4 min.
ktm 1290 super duke r

Ranged against the radical Ducati and chirping Kawasaki it’s easy to overlook KTM’s supernaked contender. It also doesn’t help that the new 1290 Super Duke R looks similar to the previous model. However, the truth is the big V-twin has undergone a transformation for 2020 including a new frame and significant changes to the engine, electronics and suspension. And because of this little lot the Super Duke R has come of age. The revised 1301CC V-twin has a fraction more power, at a claimed 177bhp, which hardly seems worth the bother when compared with the Ducati and Kawasaki, at 205bhp and 197bhp respectively. However, we aren’t playing Top Trumps here, and out on the road the Super Duke is utterly thrilling because its engine delivers its good stuff at far more…

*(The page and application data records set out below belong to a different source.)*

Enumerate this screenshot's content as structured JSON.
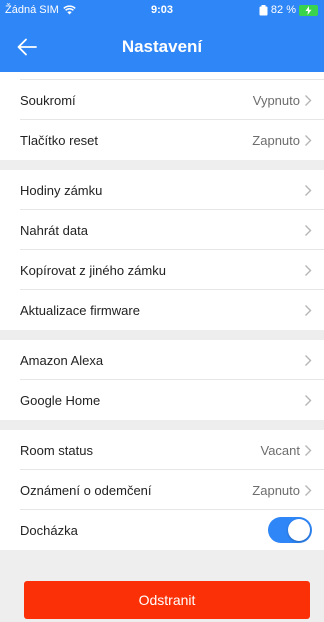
{
  "status_bar": {
    "carrier": "Žádná SIM",
    "time": "9:03",
    "battery": "82 %"
  },
  "nav": {
    "title": "Nastavení",
    "back_icon": "back-arrow-icon"
  },
  "settings": {
    "group1": [
      {
        "label": "Soukromí",
        "value": "Vypnuto"
      },
      {
        "label": "Tlačítko reset",
        "value": "Zapnuto"
      }
    ],
    "group2": [
      {
        "label": "Hodiny zámku"
      },
      {
        "label": "Nahrát data"
      },
      {
        "label": "Kopírovat z jiného zámku"
      },
      {
        "label": "Aktualizace firmware"
      }
    ],
    "group3": [
      {
        "label": "Amazon Alexa"
      },
      {
        "label": "Google Home"
      }
    ],
    "group4": [
      {
        "label": "Room status",
        "value": "Vacant"
      },
      {
        "label": "Oznámení o odemčení",
        "value": "Zapnuto"
      },
      {
        "label": "Docházka",
        "toggle": true
      }
    ]
  },
  "actions": {
    "delete_label": "Odstranit"
  },
  "colors": {
    "accent": "#2f86f6",
    "danger": "#fb3006",
    "background": "#eeeeee"
  }
}
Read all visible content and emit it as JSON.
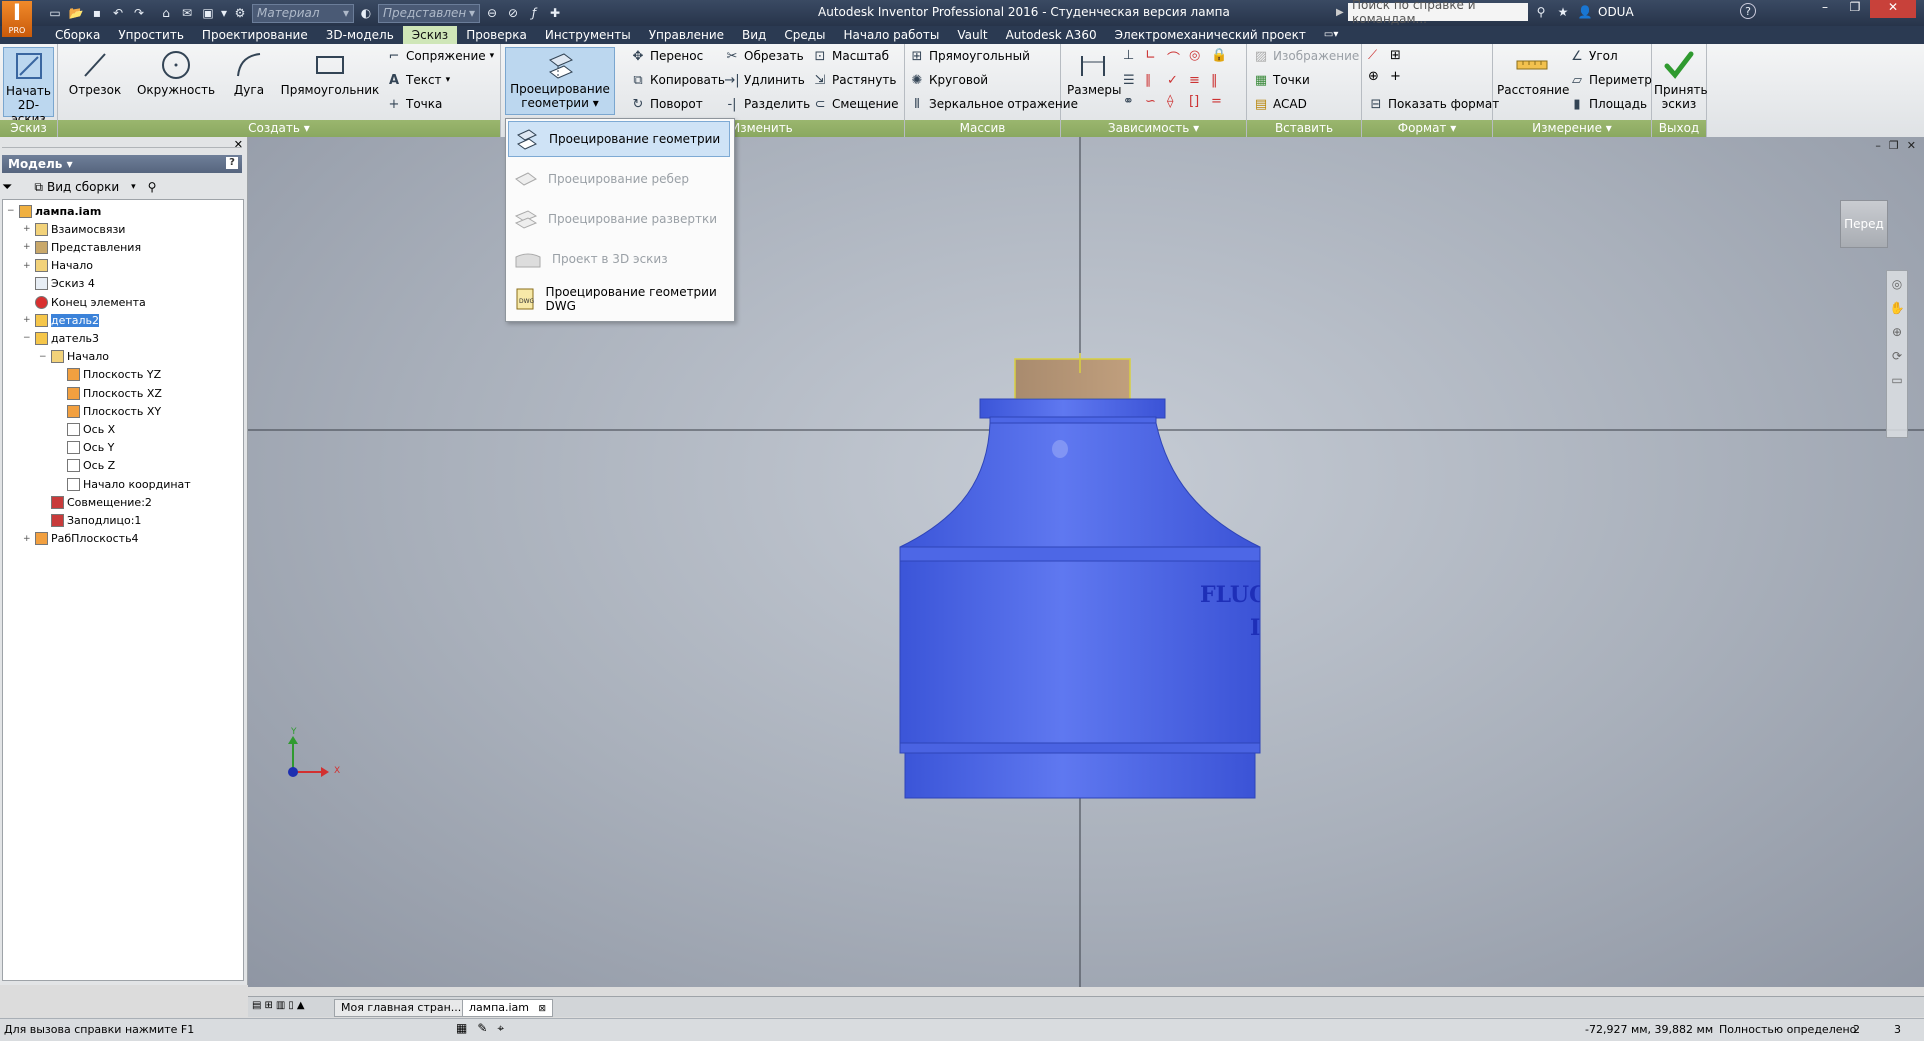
{
  "titlebar": {
    "app_title": "Autodesk Inventor Professional 2016 - Студенческая версия   лампа",
    "material_placeholder": "Материал",
    "representation_placeholder": "Представлен",
    "search_placeholder": "Поиск по справке и командам...",
    "user": "ODUA",
    "logo_letter": "I",
    "logo_sub": "PRO"
  },
  "tabs": [
    "Сборка",
    "Упростить",
    "Проектирование",
    "3D-модель",
    "Эскиз",
    "Проверка",
    "Инструменты",
    "Управление",
    "Вид",
    "Среды",
    "Начало работы",
    "Vault",
    "Autodesk A360",
    "Электромеханический проект"
  ],
  "active_tab": "Эскиз",
  "ribbon": {
    "sketch_panel": {
      "label": "Эскиз",
      "start_line1": "Начать",
      "start_line2": "2D-эскиз"
    },
    "create_panel": {
      "label": "Создать",
      "line": "Отрезок",
      "circle": "Окружность",
      "arc": "Дуга",
      "rect": "Прямоугольник",
      "fillet": "Сопряжение",
      "text": "Текст",
      "point": "Точка",
      "project_line1": "Проецирование",
      "project_line2": "геометрии"
    },
    "modify_panel": {
      "label": "Изменить",
      "move": "Перенос",
      "copy": "Копировать",
      "rotate": "Поворот",
      "trim": "Обрезать",
      "extend": "Удлинить",
      "split": "Разделить",
      "scale": "Масштаб",
      "stretch": "Растянуть",
      "offset": "Смещение"
    },
    "pattern_panel": {
      "label": "Массив",
      "rect": "Прямоугольный",
      "circ": "Круговой",
      "mirror": "Зеркальное отражение"
    },
    "constrain_panel": {
      "label": "Зависимость",
      "dims": "Размеры"
    },
    "insert_panel": {
      "label": "Вставить",
      "image": "Изображение",
      "points": "Точки",
      "acad": "ACAD"
    },
    "format_panel": {
      "label": "Формат",
      "show_format": "Показать формат"
    },
    "measure_panel": {
      "label": "Измерение",
      "distance": "Расстояние",
      "angle": "Угол",
      "perimeter": "Периметр",
      "area": "Площадь"
    },
    "exit_panel": {
      "label": "Выход",
      "accept_line1": "Принять",
      "accept_line2": "эскиз"
    }
  },
  "dropdown": {
    "items": [
      "Проецирование геометрии",
      "Проецирование ребер",
      "Проецирование развертки",
      "Проект в 3D эскиз",
      "Проецирование геометрии DWG"
    ]
  },
  "browser": {
    "title": "Модель",
    "view_label": "Вид сборки",
    "tree": [
      {
        "label": "лампа.iam",
        "bold": true
      },
      {
        "label": "Взаимосвязи"
      },
      {
        "label": "Представления"
      },
      {
        "label": "Начало"
      },
      {
        "label": "Эскиз 4"
      },
      {
        "label": "Конец элемента"
      },
      {
        "label": "деталь2"
      },
      {
        "label": "датель3"
      },
      {
        "label": "Начало"
      },
      {
        "label": "Плоскость YZ"
      },
      {
        "label": "Плоскость XZ"
      },
      {
        "label": "Плоскость XY"
      },
      {
        "label": "Ось X"
      },
      {
        "label": "Ось Y"
      },
      {
        "label": "Ось Z"
      },
      {
        "label": "Начало координат"
      },
      {
        "label": "Совмещение:2"
      },
      {
        "label": "Заподлицо:1"
      },
      {
        "label": "РабПлоскость4"
      }
    ]
  },
  "viewport": {
    "viewcube_label": "Перед",
    "model_text1": "FLUO",
    "model_text2": "I",
    "axis_x": "X",
    "axis_y": "Y"
  },
  "doc_tabs": [
    "Моя главная стран...",
    "лампа.iam"
  ],
  "status": {
    "help": "Для вызова справки нажмите F1",
    "coords": "-72,927 мм, 39,882 мм",
    "state": "Полностью определено",
    "n1": "2",
    "n2": "3"
  }
}
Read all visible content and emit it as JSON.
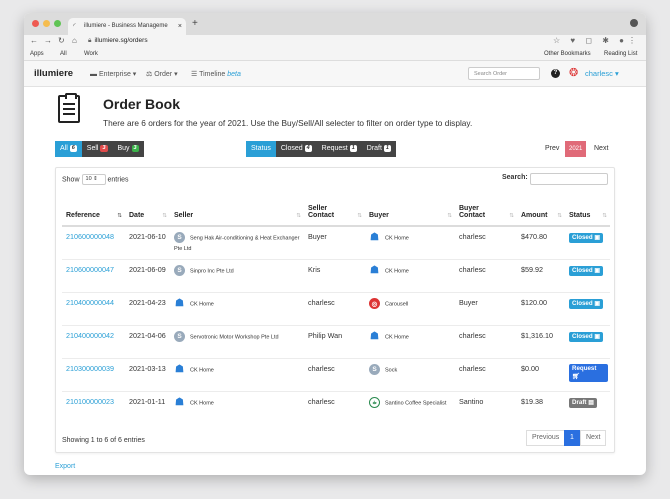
{
  "browser": {
    "tab_title": "illumiere - Business Manageme",
    "url": "illumiere.sg/orders",
    "bookmarks": [
      "Apps",
      "All",
      "Work"
    ],
    "bookmarks_right": [
      "Other Bookmarks",
      "Reading List"
    ]
  },
  "navbar": {
    "brand": "illumiere",
    "enterprise": "Enterprise",
    "order": "Order",
    "timeline": "Timeline",
    "timeline_badge": "beta",
    "search_placeholder": "Search Order",
    "help": "?",
    "user": "charlesc"
  },
  "header": {
    "title": "Order Book",
    "subtitle": "There are 6 orders for the year of 2021. Use the Buy/Sell/All selecter to filter on order type to display."
  },
  "type_filter": [
    {
      "label": "All",
      "count": "6"
    },
    {
      "label": "Sell",
      "count": "3"
    },
    {
      "label": "Buy",
      "count": "3"
    }
  ],
  "status_filter": {
    "label": "Status",
    "items": [
      {
        "label": "Closed",
        "count": "4"
      },
      {
        "label": "Request",
        "count": "1"
      },
      {
        "label": "Draft",
        "count": "1"
      }
    ]
  },
  "year_pager": {
    "prev": "Prev",
    "year": "2021",
    "next": "Next"
  },
  "table": {
    "show": "Show",
    "length": "10",
    "entries": "entries",
    "search_label": "Search:",
    "columns": [
      "Reference",
      "Date",
      "Seller",
      "Seller Contact",
      "Buyer",
      "Buyer Contact",
      "Amount",
      "Status"
    ],
    "rows": [
      {
        "reference": "210600000048",
        "date": "2021-06-10",
        "seller": "Seng Hak Air-conditioning & Heat Exchanger Pte Ltd",
        "seller_icon": "S",
        "seller_contact": "Buyer",
        "buyer": "CK Home",
        "buyer_icon": "home",
        "buyer_contact": "charlesc",
        "amount": "$470.80",
        "status": "Closed"
      },
      {
        "reference": "210600000047",
        "date": "2021-06-09",
        "seller": "Sinpro Inc Pte Ltd",
        "seller_icon": "S",
        "seller_contact": "Kris",
        "buyer": "CK Home",
        "buyer_icon": "home",
        "buyer_contact": "charlesc",
        "amount": "$59.92",
        "status": "Closed"
      },
      {
        "reference": "210400000044",
        "date": "2021-04-23",
        "seller": "CK Home",
        "seller_icon": "home",
        "seller_contact": "charlesc",
        "buyer": "Carousell",
        "buyer_icon": "carousell",
        "buyer_contact": "Buyer",
        "amount": "$120.00",
        "status": "Closed"
      },
      {
        "reference": "210400000042",
        "date": "2021-04-06",
        "seller": "Servotronic Motor Workshop Pte Ltd",
        "seller_icon": "S",
        "seller_contact": "Philip Wan",
        "buyer": "CK Home",
        "buyer_icon": "home",
        "buyer_contact": "charlesc",
        "amount": "$1,316.10",
        "status": "Closed"
      },
      {
        "reference": "210300000039",
        "date": "2021-03-13",
        "seller": "CK Home",
        "seller_icon": "home",
        "seller_contact": "charlesc",
        "buyer": "Sock",
        "buyer_icon": "S",
        "buyer_contact": "charlesc",
        "amount": "$0.00",
        "status": "Request"
      },
      {
        "reference": "210100000023",
        "date": "2021-01-11",
        "seller": "CK Home",
        "seller_icon": "home",
        "seller_contact": "charlesc",
        "buyer": "Santino Coffee Specialist",
        "buyer_icon": "santino",
        "buyer_contact": "Santino",
        "amount": "$19.38",
        "status": "Draft"
      }
    ],
    "info": "Showing 1 to 6 of 6 entries",
    "pagination": {
      "previous": "Previous",
      "page": "1",
      "next": "Next"
    }
  },
  "footer": {
    "export": "Export"
  },
  "colors": {
    "accent": "#2a9fd6",
    "closed": "#2a9fd6",
    "request": "#2a6fe0",
    "draft": "#777777",
    "year_active": "#e06a78"
  }
}
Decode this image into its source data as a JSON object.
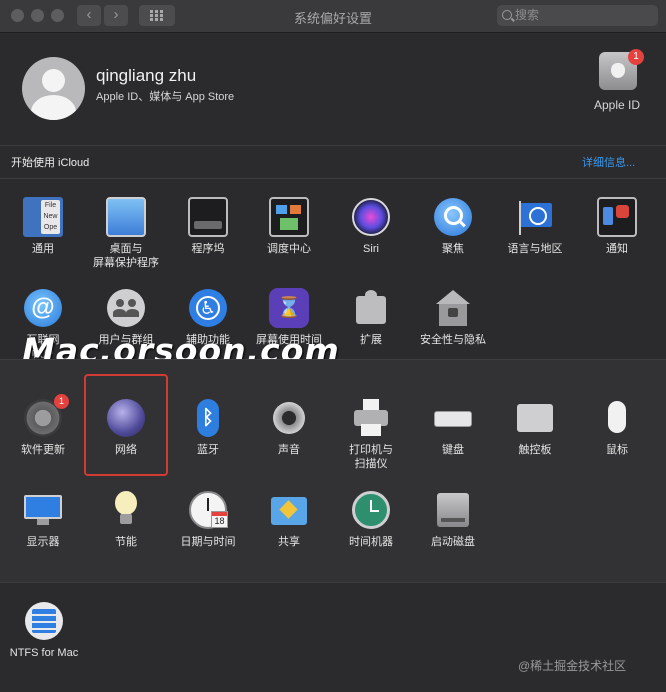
{
  "window": {
    "title": "系统偏好设置",
    "search_placeholder": "搜索"
  },
  "account": {
    "name": "qingliang zhu",
    "subtitle": "Apple ID、媒体与 App Store",
    "apple_id_label": "Apple ID",
    "apple_id_badge": "1"
  },
  "icloud": {
    "label": "开始使用 iCloud",
    "detail_link": "详细信息..."
  },
  "row1": [
    "通用",
    "桌面与\n屏幕保护程序",
    "程序坞",
    "调度中心",
    "Siri",
    "聚焦",
    "语言与地区",
    "通知"
  ],
  "row2": [
    "互联网\n帐户",
    "用户与群组",
    "辅助功能",
    "屏幕使用时间",
    "扩展",
    "安全性与隐私"
  ],
  "row3": [
    "软件更新",
    "网络",
    "蓝牙",
    "声音",
    "打印机与\n扫描仪",
    "键盘",
    "触控板",
    "鼠标"
  ],
  "row4": [
    "显示器",
    "节能",
    "日期与时间",
    "共享",
    "时间机器",
    "启动磁盘"
  ],
  "row5": [
    "NTFS for Mac"
  ],
  "badges": {
    "software_update": "1"
  },
  "calendar_day": "18",
  "watermark": "Mac.orsoon.com",
  "credit": "@稀土掘金技术社区",
  "colors": {
    "background": "#2b2b2d",
    "link": "#3a98ef",
    "badge": "#e3423f",
    "highlight": "#d23a33"
  }
}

4 min.
yamaha mt-10sp

Aclaimed 158bhp from a retuned version of a five-year- old R1 engine really isn’t a good start in this company. Neither is the fact it doesn’t have a supercharger or a crank that spins the wrong way. Yet Yamaha’s MT-10SP’s engine is a thing of wonder. Yamaha’s brilliant 9980c crossplane-crank inline manages to be both gruff and vibe-free. It’s like the unification of a V-twin and V4 in the midrange, which explodes like a screaming four up top. It’s responsive, flexible and always willing, and the racket it makes at full throttle is like having your head in a super-club bass bin, with just a chainsaw for company. This belter of an engine separates the MT-10 from more humdrum four-cylinder alternatives such as Suzuki’s GSX-S1000, Honda’s CB1000R and Kawasaki’s Z1000; more…

3 min.
yamaha xt1200z super ténéré

GET ONE FROM 2014-ON There was an updated for the 2014 model, and it got a new LCD dash with gear position indication, trips, fuel level and assorted electronics information. Extra switchgear controls were added too, meaning you can play with the dash without letting go of the bar, which is always good. These later bikes also let you adjust the (optional) heated grips from the switchgear. CRUSTY WHEELS Although they’re nickel-plated the spokes can corrode quickly - some bikes were looking unsatisfactory after just 600 miles from new. Not ideal if you’re feeling brave and plan to leap about on your Super Ténéré. Yamaha will replace the spokes of any bikes still in warranty. Owners often replace them with stainless-steel parts; nice touch, but don’t get sucked into paying too much extra…